Crazy Jay and I met with our therapist last night. I’ve been calling her “new age therapist”, or something like that. I think I’m going to change to “unconventional”, instead. Anyway, we were talking about how a lot of the issues Jay and I both have now are a result of things done to us throughout childhood. Unconventional Therapist was telling us that we need to go back and heal our inner child so that our adult selves can be healed. Now, this is the kind of thing that I used to think was complete B.S. “Heal your inner child”? Gimme a break!! What kind of mumbo-jumbo is that? Just be an adult and deal with this!!
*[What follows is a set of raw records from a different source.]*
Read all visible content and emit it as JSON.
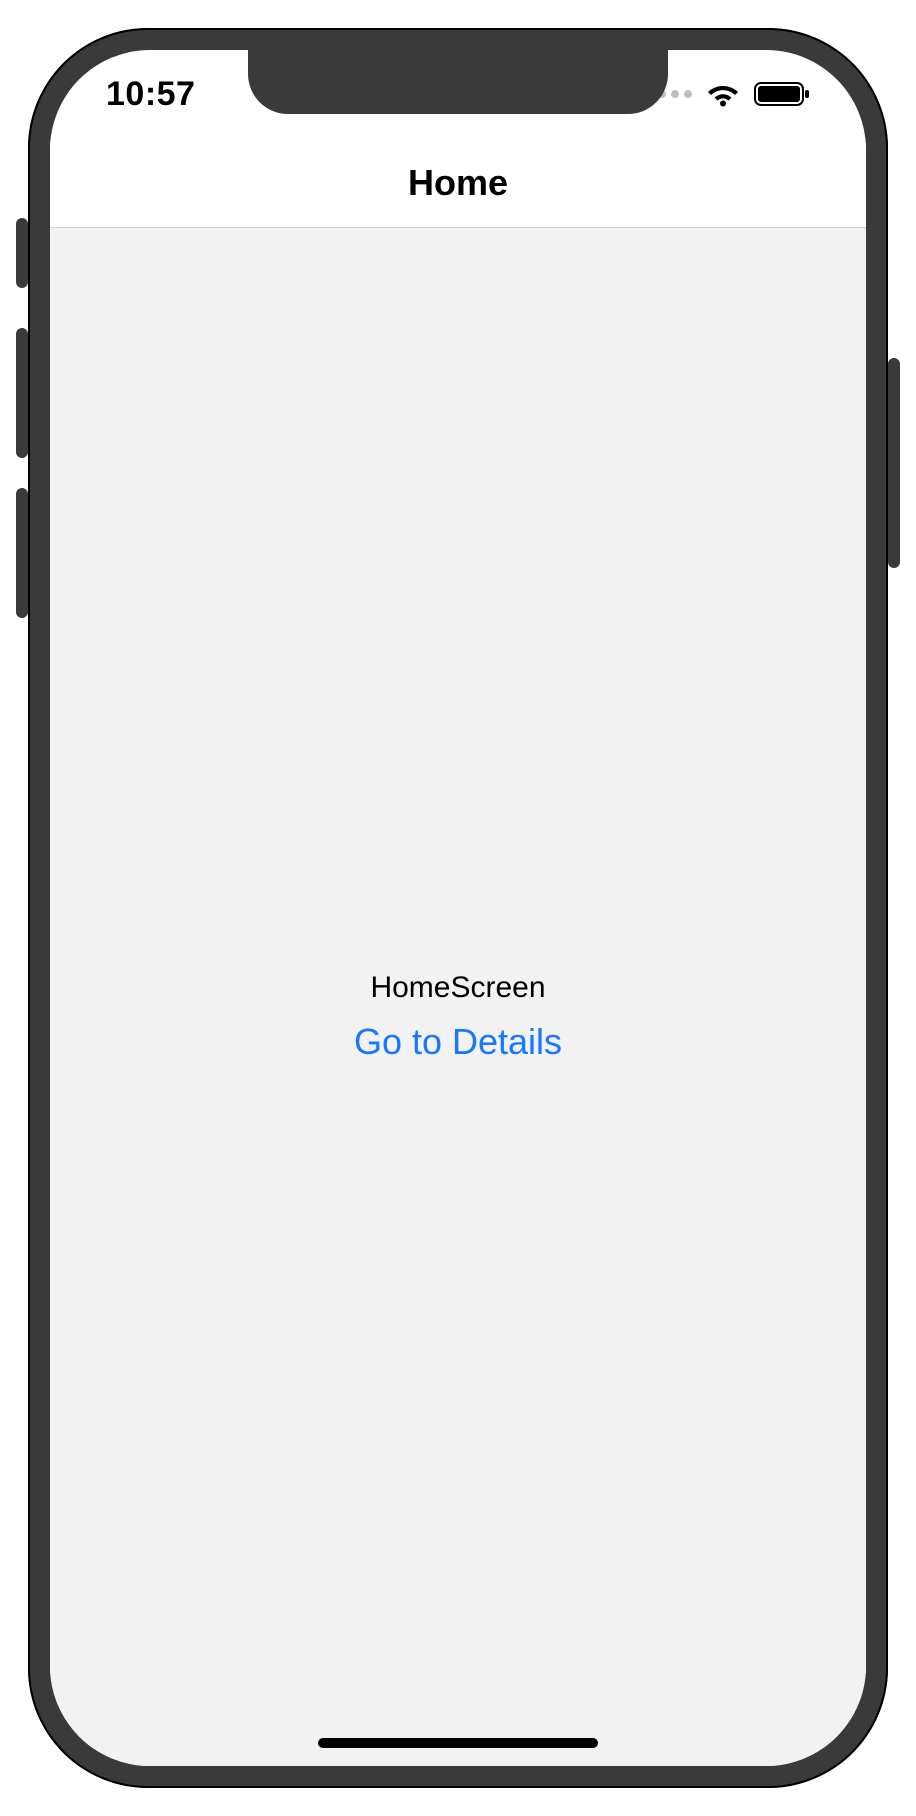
{
  "status": {
    "time": "10:57"
  },
  "nav": {
    "title": "Home"
  },
  "content": {
    "label": "HomeScreen",
    "details_button": "Go to Details"
  }
}
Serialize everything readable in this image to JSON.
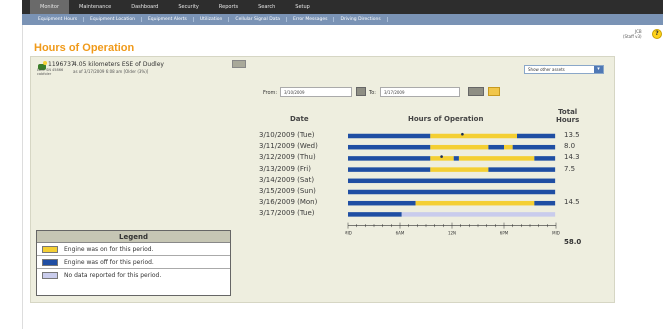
{
  "nav": {
    "tabs": [
      "Monitor",
      "Maintenance",
      "Dashboard",
      "Security",
      "Reports",
      "Search",
      "Setup"
    ]
  },
  "subnav": {
    "items": [
      "Equipment Hours",
      "Equipment Location",
      "Equipment Alerts",
      "Utilization",
      "Cellular Signal Data",
      "Error Messages",
      "Driving Directions"
    ]
  },
  "page": {
    "title": "Hours of Operation",
    "user_line1": "JCB",
    "user_line2": "(Staff v3)"
  },
  "asset": {
    "id": "1196737",
    "sub": "LDS. SN 45866\ncabfoler",
    "location": "4.05 kilometers ESE of Dudley",
    "location_sub": "as of 3/17/2009 6:08 am [Older (3%)]",
    "other_assets_select": "Show other assets"
  },
  "filters": {
    "from_label": "From:",
    "from_value": "3/10/2009",
    "to_label": "To:",
    "to_value": "3/17/2009"
  },
  "table": {
    "date_header": "Date",
    "hours_header": "Hours of Operation",
    "total_header": "Total\nHours",
    "grand_total": "58.0"
  },
  "legend": {
    "title": "Legend",
    "on": "Engine was on for this period.",
    "off": "Engine was off for this period.",
    "none": "No data reported for this period."
  },
  "colors": {
    "on": "#f4cf33",
    "off": "#1f4ea3",
    "none": "#c9ccec"
  },
  "chart_data": {
    "type": "bar",
    "orientation": "horizontal-timeline",
    "x_ticks": [
      "MID",
      "6AM",
      "12N",
      "6PM",
      "MID"
    ],
    "rows": [
      {
        "date": "3/10/2009 (Tue)",
        "total": "13.5",
        "segments": [
          [
            "off",
            0,
            9.5
          ],
          [
            "on",
            9.5,
            19.5
          ],
          [
            "off",
            19.5,
            23.9
          ]
        ]
      },
      {
        "date": "3/11/2009 (Wed)",
        "total": "8.0",
        "segments": [
          [
            "off",
            0,
            9.5
          ],
          [
            "on",
            9.5,
            16.2
          ],
          [
            "off",
            16.2,
            18
          ],
          [
            "on",
            18,
            19
          ],
          [
            "off",
            19,
            23.9
          ]
        ]
      },
      {
        "date": "3/12/2009 (Thu)",
        "total": "14.3",
        "segments": [
          [
            "off",
            0,
            9.5
          ],
          [
            "on",
            9.5,
            12.2
          ],
          [
            "off",
            12.2,
            12.8
          ],
          [
            "on",
            12.8,
            21.5
          ],
          [
            "off",
            21.5,
            23.9
          ]
        ]
      },
      {
        "date": "3/13/2009   (Fri)",
        "total": "7.5",
        "segments": [
          [
            "off",
            0,
            9.5
          ],
          [
            "on",
            9.5,
            16.2
          ],
          [
            "off",
            16.2,
            23.9
          ]
        ]
      },
      {
        "date": "3/14/2009  (Sat)",
        "total": "",
        "segments": [
          [
            "off",
            0,
            23.9
          ]
        ]
      },
      {
        "date": "3/15/2009  (Sun)",
        "total": "",
        "segments": [
          [
            "off",
            0,
            23.9
          ]
        ]
      },
      {
        "date": "3/16/2009 (Mon)",
        "total": "14.5",
        "segments": [
          [
            "off",
            0,
            7.8
          ],
          [
            "on",
            7.8,
            21.5
          ],
          [
            "off",
            21.5,
            23.9
          ]
        ]
      },
      {
        "date": "3/17/2009 (Tue)",
        "total": "",
        "segments": [
          [
            "off",
            0,
            6.2
          ],
          [
            "none",
            6.2,
            23.9
          ]
        ]
      }
    ]
  }
}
Of course, that could be (and probably is) the voice of the fuckers who raised me. They didn’t believe in therapy. They weren’t convinced of the legitimacy of They looked down on people with mental disorders, telling me that if I was depressed, it’s because I “wasn’t trusting God enough”. That’s nice. And so helpful. Way to make a person who already feels shitty into even MORE of a failure.
I think Unconventional Therapist is absolutely right that Jay and I need to heal our inner child. I mean, the way we react to things now is directly related to our experiences in childhood. Jay tells me all the time he feels like a financial burden, even though I keep telling him to shut his whore mouth. I have never thought of him as a burden, and I hope I don’t ACT like I think he’s a burden. It clicked for us last night, though, that Jay’s father always made money an issue when Jay was growing up. His father was constantly talking about how much things that Jay needed cost. No wonder he now sees that he is using money and not putting any in the kitty, so he equates that with being a burden.
My distaste of being touched stems from my childhood sexual abuse. I feel hands on me now and essentially think I am a child, being abused and touched against my will. Of course, that is not a conscious thought, but that is why I don’t like hands on me now. The thoughts, feelings and ideas we have reinforced as children come out when we’re adults. I have so many more examples of how things in childhood shape my thoughts and actions now, but I think I’ve made my point.
Jay told Unconventional Therapist that he didn’t know how to heal his inner child. That he didn’t even know what this looked like. I’ve had several weeks to digest the “heal your inner child” thing, but this may be the first time Jay tried to apply it to himself. I told him that his inner child and my inner child (Little Jay and Little Meg) should have a play date this week. Do something childlike and silly. I suggested going to a playground and swinging. The teeter-tooter would be fun, too! Unconventional Therapist suggested we may like to try some art projects since we both thought coloring in coloring books would be enjoyable. Art projects may be too lofty of a goal, but I could sure mess around with some Play-Dough!!
This week Jay and I are both going to focus on “going back” and taking care of Little Jay and Little Meg. Unconventional Therapist said our goal is to “go back”, “pick up” our little inner selves, and tell him or her that we will protect them. That we are there to take care of them. We aren’t terribly sure how to attempt that quite yet, but apparently the first step is doing activities our inner child would enjoy…hence the play date. It was also suggested that we go to the children’s section of the library and check out some kid books, but then that would entail brushing elbows with ACTUAL children.
I’m looking forward to letting out Little Meg. I think this could be fun. It will be nice to focus on small enjoyable activities throughout the day instead of the many stresses of life.